*** Opening of Exercise input ***
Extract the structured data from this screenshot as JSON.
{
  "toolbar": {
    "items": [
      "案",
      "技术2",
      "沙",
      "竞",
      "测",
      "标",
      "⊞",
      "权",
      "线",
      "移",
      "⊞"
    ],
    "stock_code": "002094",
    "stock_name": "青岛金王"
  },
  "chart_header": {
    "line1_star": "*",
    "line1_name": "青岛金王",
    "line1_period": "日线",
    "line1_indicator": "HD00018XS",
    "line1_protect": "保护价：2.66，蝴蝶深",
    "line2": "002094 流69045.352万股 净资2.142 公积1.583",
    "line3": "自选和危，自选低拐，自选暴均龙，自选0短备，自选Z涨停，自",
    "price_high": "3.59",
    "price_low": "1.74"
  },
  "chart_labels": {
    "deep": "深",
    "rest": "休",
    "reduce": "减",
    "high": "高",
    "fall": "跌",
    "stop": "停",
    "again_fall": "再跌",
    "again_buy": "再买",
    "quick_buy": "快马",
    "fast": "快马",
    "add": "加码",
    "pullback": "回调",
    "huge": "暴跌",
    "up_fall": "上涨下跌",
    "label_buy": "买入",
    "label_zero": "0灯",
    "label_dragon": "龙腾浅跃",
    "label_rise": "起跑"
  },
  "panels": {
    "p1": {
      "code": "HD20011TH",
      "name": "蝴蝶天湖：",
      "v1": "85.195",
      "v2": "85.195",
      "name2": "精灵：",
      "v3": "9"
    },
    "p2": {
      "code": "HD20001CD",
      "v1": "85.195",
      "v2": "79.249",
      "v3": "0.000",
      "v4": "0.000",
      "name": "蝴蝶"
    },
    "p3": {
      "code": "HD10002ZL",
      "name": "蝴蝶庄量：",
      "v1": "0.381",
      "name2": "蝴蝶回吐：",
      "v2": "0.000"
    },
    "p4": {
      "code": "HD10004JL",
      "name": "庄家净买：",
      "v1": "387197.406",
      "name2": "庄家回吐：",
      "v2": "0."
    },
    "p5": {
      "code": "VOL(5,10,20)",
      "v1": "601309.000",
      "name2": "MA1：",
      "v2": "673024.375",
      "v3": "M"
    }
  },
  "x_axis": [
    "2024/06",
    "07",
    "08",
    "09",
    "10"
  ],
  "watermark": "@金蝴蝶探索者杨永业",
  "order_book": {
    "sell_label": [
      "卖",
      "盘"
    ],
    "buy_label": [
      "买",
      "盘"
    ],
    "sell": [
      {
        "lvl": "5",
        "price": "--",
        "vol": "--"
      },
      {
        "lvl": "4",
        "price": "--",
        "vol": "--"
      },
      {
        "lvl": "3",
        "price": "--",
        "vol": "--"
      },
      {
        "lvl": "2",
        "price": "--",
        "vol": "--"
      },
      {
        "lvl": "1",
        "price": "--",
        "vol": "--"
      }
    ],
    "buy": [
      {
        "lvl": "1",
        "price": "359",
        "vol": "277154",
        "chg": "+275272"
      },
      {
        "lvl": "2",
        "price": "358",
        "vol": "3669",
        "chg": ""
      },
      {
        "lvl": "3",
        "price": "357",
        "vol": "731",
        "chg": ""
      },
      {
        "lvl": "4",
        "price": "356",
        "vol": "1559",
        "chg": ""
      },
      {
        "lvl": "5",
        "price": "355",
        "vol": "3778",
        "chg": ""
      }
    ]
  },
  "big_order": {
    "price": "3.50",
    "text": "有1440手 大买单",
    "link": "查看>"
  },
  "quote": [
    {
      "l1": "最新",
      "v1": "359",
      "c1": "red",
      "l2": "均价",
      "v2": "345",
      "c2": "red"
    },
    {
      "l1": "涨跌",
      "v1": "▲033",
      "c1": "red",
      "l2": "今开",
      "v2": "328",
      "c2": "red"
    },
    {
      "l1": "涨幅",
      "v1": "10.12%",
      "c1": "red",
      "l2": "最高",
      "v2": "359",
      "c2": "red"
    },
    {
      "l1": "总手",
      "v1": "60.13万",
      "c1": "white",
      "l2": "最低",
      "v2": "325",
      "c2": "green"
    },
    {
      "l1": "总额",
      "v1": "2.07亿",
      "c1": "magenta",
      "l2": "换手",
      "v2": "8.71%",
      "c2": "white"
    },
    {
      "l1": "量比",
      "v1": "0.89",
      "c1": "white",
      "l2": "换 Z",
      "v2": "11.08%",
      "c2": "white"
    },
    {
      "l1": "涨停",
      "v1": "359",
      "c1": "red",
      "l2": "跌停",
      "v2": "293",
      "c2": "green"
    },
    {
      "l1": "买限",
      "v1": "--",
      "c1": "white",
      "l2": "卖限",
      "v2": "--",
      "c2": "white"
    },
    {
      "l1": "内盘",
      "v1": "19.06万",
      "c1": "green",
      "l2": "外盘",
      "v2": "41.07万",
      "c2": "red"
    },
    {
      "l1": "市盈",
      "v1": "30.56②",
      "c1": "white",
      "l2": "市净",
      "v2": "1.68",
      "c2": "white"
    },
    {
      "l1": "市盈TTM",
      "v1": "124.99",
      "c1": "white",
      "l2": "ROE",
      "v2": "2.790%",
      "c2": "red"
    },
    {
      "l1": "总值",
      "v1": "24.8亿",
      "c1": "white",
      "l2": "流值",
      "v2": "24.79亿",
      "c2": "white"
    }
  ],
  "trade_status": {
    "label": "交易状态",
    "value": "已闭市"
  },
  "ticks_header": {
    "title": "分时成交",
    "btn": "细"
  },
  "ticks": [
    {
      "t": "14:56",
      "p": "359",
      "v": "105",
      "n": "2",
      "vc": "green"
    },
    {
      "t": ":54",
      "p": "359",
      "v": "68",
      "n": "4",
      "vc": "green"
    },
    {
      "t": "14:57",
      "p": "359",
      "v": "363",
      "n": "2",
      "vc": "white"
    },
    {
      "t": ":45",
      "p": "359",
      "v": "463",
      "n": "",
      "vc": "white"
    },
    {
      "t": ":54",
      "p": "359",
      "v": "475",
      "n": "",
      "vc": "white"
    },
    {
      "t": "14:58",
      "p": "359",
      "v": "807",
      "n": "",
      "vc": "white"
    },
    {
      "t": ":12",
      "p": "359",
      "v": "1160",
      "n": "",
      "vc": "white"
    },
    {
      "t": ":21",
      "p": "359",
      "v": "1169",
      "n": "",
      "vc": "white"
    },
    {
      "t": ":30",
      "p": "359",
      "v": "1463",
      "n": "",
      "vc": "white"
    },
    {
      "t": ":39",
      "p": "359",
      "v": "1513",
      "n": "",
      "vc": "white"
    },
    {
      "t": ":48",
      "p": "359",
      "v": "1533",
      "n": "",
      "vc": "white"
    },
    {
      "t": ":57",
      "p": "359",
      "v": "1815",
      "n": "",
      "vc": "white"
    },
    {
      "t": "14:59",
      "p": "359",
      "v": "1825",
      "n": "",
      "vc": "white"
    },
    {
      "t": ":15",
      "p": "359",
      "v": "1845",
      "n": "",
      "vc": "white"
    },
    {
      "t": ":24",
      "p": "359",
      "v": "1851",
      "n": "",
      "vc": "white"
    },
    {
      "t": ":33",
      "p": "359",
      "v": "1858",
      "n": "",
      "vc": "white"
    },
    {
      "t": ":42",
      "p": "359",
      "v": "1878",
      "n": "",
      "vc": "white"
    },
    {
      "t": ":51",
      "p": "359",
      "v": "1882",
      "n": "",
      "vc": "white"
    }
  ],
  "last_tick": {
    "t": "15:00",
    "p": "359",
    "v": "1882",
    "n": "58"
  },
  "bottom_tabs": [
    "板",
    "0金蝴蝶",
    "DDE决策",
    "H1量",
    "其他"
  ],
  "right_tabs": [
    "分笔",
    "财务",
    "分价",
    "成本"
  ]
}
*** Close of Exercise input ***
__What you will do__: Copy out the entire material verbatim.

__Solved problem__:
Extract the structured data from this screenshot as JSON.
{
  "toolbar": {
    "items": [
      "案",
      "技术2",
      "沙",
      "竞",
      "测",
      "标",
      "⊞",
      "权",
      "线",
      "移",
      "⊞"
    ],
    "stock_code": "002094",
    "stock_name": "青岛金王"
  },
  "chart_header": {
    "line1_star": "*",
    "line1_name": "青岛金王",
    "line1_period": "日线",
    "line1_indicator": "HD00018XS",
    "line1_protect": "保护价：2.66，蝴蝶深",
    "line2": "002094 流69045.352万股 净资2.142 公积1.583",
    "line3": "自选和危，自选低拐，自选暴均龙，自选0短备，自选Z涨停，自",
    "price_high": "3.59",
    "price_low": "1.74"
  },
  "chart_labels": {
    "deep": "深",
    "rest": "休",
    "reduce": "减",
    "high": "高",
    "fall": "跌",
    "stop": "停",
    "again_fall": "再跌",
    "again_buy": "再买",
    "quick_buy": "快马",
    "fast": "快马",
    "add": "加码",
    "pullback": "回调",
    "huge": "暴跌",
    "up_fall": "上涨下跌",
    "label_buy": "买入",
    "label_zero": "0灯",
    "label_dragon": "龙腾浅跃",
    "label_rise": "起跑"
  },
  "panels": {
    "p1": {
      "code": "HD20011TH",
      "name": "蝴蝶天湖：",
      "v1": "85.195",
      "v2": "85.195",
      "name2": "精灵：",
      "v3": "9"
    },
    "p2": {
      "code": "HD20001CD",
      "v1": "85.195",
      "v2": "79.249",
      "v3": "0.000",
      "v4": "0.000",
      "name": "蝴蝶"
    },
    "p3": {
      "code": "HD10002ZL",
      "name": "蝴蝶庄量：",
      "v1": "0.381",
      "name2": "蝴蝶回吐：",
      "v2": "0.000"
    },
    "p4": {
      "code": "HD10004JL",
      "name": "庄家净买：",
      "v1": "387197.406",
      "name2": "庄家回吐：",
      "v2": "0."
    },
    "p5": {
      "code": "VOL(5,10,20)",
      "v1": "601309.000",
      "name2": "MA1：",
      "v2": "673024.375",
      "v3": "M"
    }
  },
  "x_axis": [
    "2024/06",
    "07",
    "08",
    "09",
    "10"
  ],
  "watermark": "@金蝴蝶探索者杨永业",
  "order_book": {
    "sell_label": [
      "卖",
      "盘"
    ],
    "buy_label": [
      "买",
      "盘"
    ],
    "sell": [
      {
        "lvl": "5",
        "price": "--",
        "vol": "--"
      },
      {
        "lvl": "4",
        "price": "--",
        "vol": "--"
      },
      {
        "lvl": "3",
        "price": "--",
        "vol": "--"
      },
      {
        "lvl": "2",
        "price": "--",
        "vol": "--"
      },
      {
        "lvl": "1",
        "price": "--",
        "vol": "--"
      }
    ],
    "buy": [
      {
        "lvl": "1",
        "price": "359",
        "vol": "277154",
        "chg": "+275272"
      },
      {
        "lvl": "2",
        "price": "358",
        "vol": "3669",
        "chg": ""
      },
      {
        "lvl": "3",
        "price": "357",
        "vol": "731",
        "chg": ""
      },
      {
        "lvl": "4",
        "price": "356",
        "vol": "1559",
        "chg": ""
      },
      {
        "lvl": "5",
        "price": "355",
        "vol": "3778",
        "chg": ""
      }
    ]
  },
  "big_order": {
    "price": "3.50",
    "text": "有1440手 大买单",
    "link": "查看>"
  },
  "quote": [
    {
      "l1": "最新",
      "v1": "359",
      "c1": "red",
      "l2": "均价",
      "v2": "345",
      "c2": "red"
    },
    {
      "l1": "涨跌",
      "v1": "▲033",
      "c1": "red",
      "l2": "今开",
      "v2": "328",
      "c2": "red"
    },
    {
      "l1": "涨幅",
      "v1": "10.12%",
      "c1": "red",
      "l2": "最高",
      "v2": "359",
      "c2": "red"
    },
    {
      "l1": "总手",
      "v1": "60.13万",
      "c1": "white",
      "l2": "最低",
      "v2": "325",
      "c2": "green"
    },
    {
      "l1": "总额",
      "v1": "2.07亿",
      "c1": "magenta",
      "l2": "换手",
      "v2": "8.71%",
      "c2": "white"
    },
    {
      "l1": "量比",
      "v1": "0.89",
      "c1": "white",
      "l2": "换 Z",
      "v2": "11.08%",
      "c2": "white"
    },
    {
      "l1": "涨停",
      "v1": "359",
      "c1": "red",
      "l2": "跌停",
      "v2": "293",
      "c2": "green"
    },
    {
      "l1": "买限",
      "v1": "--",
      "c1": "white",
      "l2": "卖限",
      "v2": "--",
      "c2": "white"
    },
    {
      "l1": "内盘",
      "v1": "19.06万",
      "c1": "green",
      "l2": "外盘",
      "v2": "41.07万",
      "c2": "red"
    },
    {
      "l1": "市盈",
      "v1": "30.56②",
      "c1": "white",
      "l2": "市净",
      "v2": "1.68",
      "c2": "white"
    },
    {
      "l1": "市盈TTM",
      "v1": "124.99",
      "c1": "white",
      "l2": "ROE",
      "v2": "2.790%",
      "c2": "red"
    },
    {
      "l1": "总值",
      "v1": "24.8亿",
      "c1": "white",
      "l2": "流值",
      "v2": "24.79亿",
      "c2": "white"
    }
  ],
  "trade_status": {
    "label": "交易状态",
    "value": "已闭市"
  },
  "ticks_header": {
    "title": "分时成交",
    "btn": "细"
  },
  "ticks": [
    {
      "t": "14:56",
      "p": "359",
      "v": "105",
      "n": "2",
      "vc": "green"
    },
    {
      "t": ":54",
      "p": "359",
      "v": "68",
      "n": "4",
      "vc": "green"
    },
    {
      "t": "14:57",
      "p": "359",
      "v": "363",
      "n": "2",
      "vc": "white"
    },
    {
      "t": ":45",
      "p": "359",
      "v": "463",
      "n": "",
      "vc": "white"
    },
    {
      "t": ":54",
      "p": "359",
      "v": "475",
      "n": "",
      "vc": "white"
    },
    {
      "t": "14:58",
      "p": "359",
      "v": "807",
      "n": "",
      "vc": "white"
    },
    {
      "t": ":12",
      "p": "359",
      "v": "1160",
      "n": "",
      "vc": "white"
    },
    {
      "t": ":21",
      "p": "359",
      "v": "1169",
      "n": "",
      "vc": "white"
    },
    {
      "t": ":30",
      "p": "359",
      "v": "1463",
      "n": "",
      "vc": "white"
    },
    {
      "t": ":39",
      "p": "359",
      "v": "1513",
      "n": "",
      "vc": "white"
    },
    {
      "t": ":48",
      "p": "359",
      "v": "1533",
      "n": "",
      "vc": "white"
    },
    {
      "t": ":57",
      "p": "359",
      "v": "1815",
      "n": "",
      "vc": "white"
    },
    {
      "t": "14:59",
      "p": "359",
      "v": "1825",
      "n": "",
      "vc": "white"
    },
    {
      "t": ":15",
      "p": "359",
      "v": "1845",
      "n": "",
      "vc": "white"
    },
    {
      "t": ":24",
      "p": "359",
      "v": "1851",
      "n": "",
      "vc": "white"
    },
    {
      "t": ":33",
      "p": "359",
      "v": "1858",
      "n": "",
      "vc": "white"
    },
    {
      "t": ":42",
      "p": "359",
      "v": "1878",
      "n": "",
      "vc": "white"
    },
    {
      "t": ":51",
      "p": "359",
      "v": "1882",
      "n": "",
      "vc": "white"
    }
  ],
  "last_tick": {
    "t": "15:00",
    "p": "359",
    "v": "1882",
    "n": "58"
  },
  "bottom_tabs": [
    "板",
    "0金蝴蝶",
    "DDE决策",
    "H1量",
    "其他"
  ],
  "right_tabs": [
    "分笔",
    "财务",
    "分价",
    "成本"
  ]
}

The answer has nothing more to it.